Curiously though, Pagan had what can only be called a bad defensive year. The eyes picked it up -- particularly on throws -- and the metrics nodded in accord. At minus 16.1 UZR, Pagan in 2011 was as bad as he was good in 2010. The first way to approach this oddity is by assailing defensive metrics, which retain some rough edges and which require more than a year's data to reach a threshold of reliability.On the other hand, it seems probable that "defensive slumps" are more common and more detrimental than baseball fans like to believe. World class fielding isn't only physically demanding; it's hard to do -- a symphony of motions at blitzing speed ruined by an offbeat step, a poor read, an arcing route, suboptimal footwork, a bad throw. In short, kind of like batting, we should expect variability year to year.
2011 was a downer all over. After a season and a half playing like an All Star, Angel's bat slid back to about exactly league average, with less and smaller contact producing a .694 OPS. That will play fine for a wizard in center field -- did the Mets expect more from Torres? -- but on both sides of the ball, Angel had played himself into expendability, where a weak-hitting center fielder and a bullpen arm looked like a strong return.
What happened? Daily News writer Andy Martino found Pagan sullen and morose, his sudden quiet coinciding with bouts of dehydration and fatigue. (Ring bells?) Martino also hints that higher ups were growing tired of Pagan's clubhouse act (of being quiet). But who knows? When the going was good, the Mets nominated Pagan for a Clemente award and gave him the pick of the finest shaving cream pies in Queens. In San Francisco he's a grinning fool again. So really, who knows. We know Pagan's 2012 is a near carbon copy of his 2010 offensively, and that he's been 3.6 wins better than Andres Torres and Ramon Ramirez combined.
But then, we wouldn't have traded that Angel Pagan. We traded the guy who somehow just wasn't a star, just wasn't the future of center field, and promised to slip back to being the fourth outfielder the Mets had long taken him for.

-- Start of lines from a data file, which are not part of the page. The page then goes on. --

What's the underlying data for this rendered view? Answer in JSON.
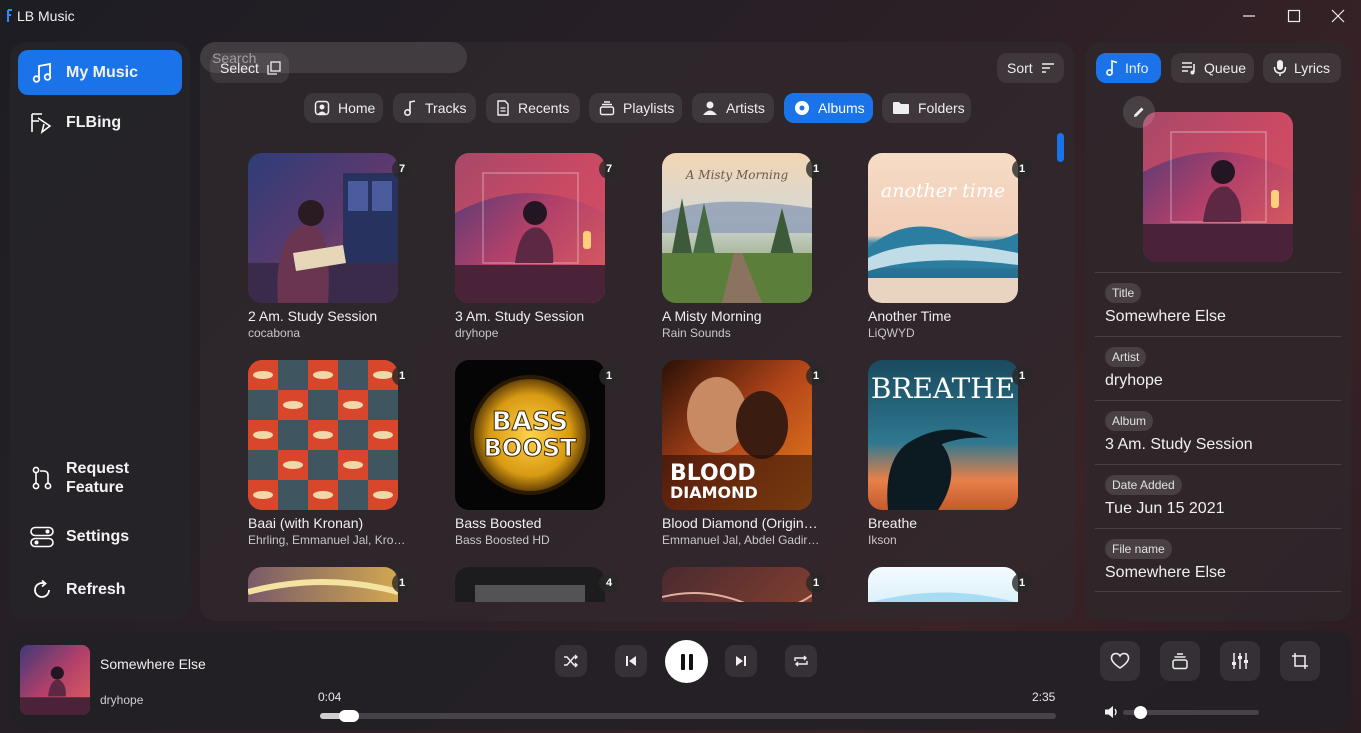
{
  "app": {
    "title": "LB Music",
    "accent": "#1a73e8"
  },
  "window_controls": [
    "minimize",
    "maximize",
    "close"
  ],
  "sidebar": {
    "items": [
      {
        "label": "My Music",
        "icon": "music-note-icon",
        "active": true
      },
      {
        "label": "FLBing",
        "icon": "flbing-logo-icon",
        "active": false
      }
    ],
    "bottom_items": [
      {
        "label": "Request Feature",
        "icon": "pull-request-icon"
      },
      {
        "label": "Settings",
        "icon": "toggles-icon"
      },
      {
        "label": "Refresh",
        "icon": "refresh-icon"
      }
    ]
  },
  "toolbar": {
    "select_label": "Select",
    "sort_label": "Sort",
    "search_placeholder": "Search",
    "search_value": ""
  },
  "tabs": [
    {
      "label": "Home",
      "icon": "home-icon",
      "active": false
    },
    {
      "label": "Tracks",
      "icon": "music-note-icon",
      "active": false
    },
    {
      "label": "Recents",
      "icon": "document-icon",
      "active": false
    },
    {
      "label": "Playlists",
      "icon": "playlist-icon",
      "active": false
    },
    {
      "label": "Artists",
      "icon": "person-icon",
      "active": false
    },
    {
      "label": "Albums",
      "icon": "disc-icon",
      "active": true
    },
    {
      "label": "Folders",
      "icon": "folder-icon",
      "active": false
    }
  ],
  "albums": [
    {
      "title": "2 Am. Study Session",
      "artist": "cocabona",
      "count": "7"
    },
    {
      "title": "3 Am. Study Session",
      "artist": "dryhope",
      "count": "7"
    },
    {
      "title": "A Misty Morning",
      "artist": "Rain Sounds",
      "count": "1"
    },
    {
      "title": "Another Time",
      "artist": "LiQWYD",
      "count": "1"
    },
    {
      "title": "Baai (with Kronan)",
      "artist": "Ehrling, Emmanuel Jal, Kronan",
      "count": "1"
    },
    {
      "title": "Bass Boosted",
      "artist": "Bass Boosted HD",
      "count": "1"
    },
    {
      "title": "Blood Diamond (Original Motion Picture Soundtrack)",
      "artist": "Emmanuel Jal, Abdel Gadir Salim",
      "count": "1"
    },
    {
      "title": "Breathe",
      "artist": "Ikson",
      "count": "1"
    },
    {
      "title": "",
      "artist": "",
      "count": "1"
    },
    {
      "title": "",
      "artist": "",
      "count": "4"
    },
    {
      "title": "",
      "artist": "",
      "count": "1"
    },
    {
      "title": "",
      "artist": "",
      "count": "1"
    }
  ],
  "cover_text": {
    "a_misty_morning": "A Misty Morning",
    "another_time": "another time",
    "bass_boost_line1": "BASS",
    "bass_boost_line2": "BOOST",
    "blood_diamond_line1": "BLOOD",
    "blood_diamond_line2": "DIAMOND",
    "breathe": "BREATHE"
  },
  "info_panel": {
    "tabs": [
      {
        "label": "Info",
        "icon": "music-note-icon",
        "active": true
      },
      {
        "label": "Queue",
        "icon": "queue-icon",
        "active": false
      },
      {
        "label": "Lyrics",
        "icon": "microphone-icon",
        "active": false
      }
    ],
    "fields": [
      {
        "label": "Title",
        "value": "Somewhere Else"
      },
      {
        "label": "Artist",
        "value": "dryhope"
      },
      {
        "label": "Album",
        "value": "3 Am. Study Session"
      },
      {
        "label": "Date Added",
        "value": "Tue Jun 15 2021"
      },
      {
        "label": "File name",
        "value": "Somewhere Else"
      }
    ]
  },
  "player": {
    "title": "Somewhere Else",
    "artist": "dryhope",
    "elapsed": "0:04",
    "duration": "2:35",
    "progress_fraction": 0.026,
    "volume_fraction": 0.09
  }
}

Most underrated in baseball? I don't know. But Angel Pagan might just be the most underrated starting fourth outfielder I've ever seen.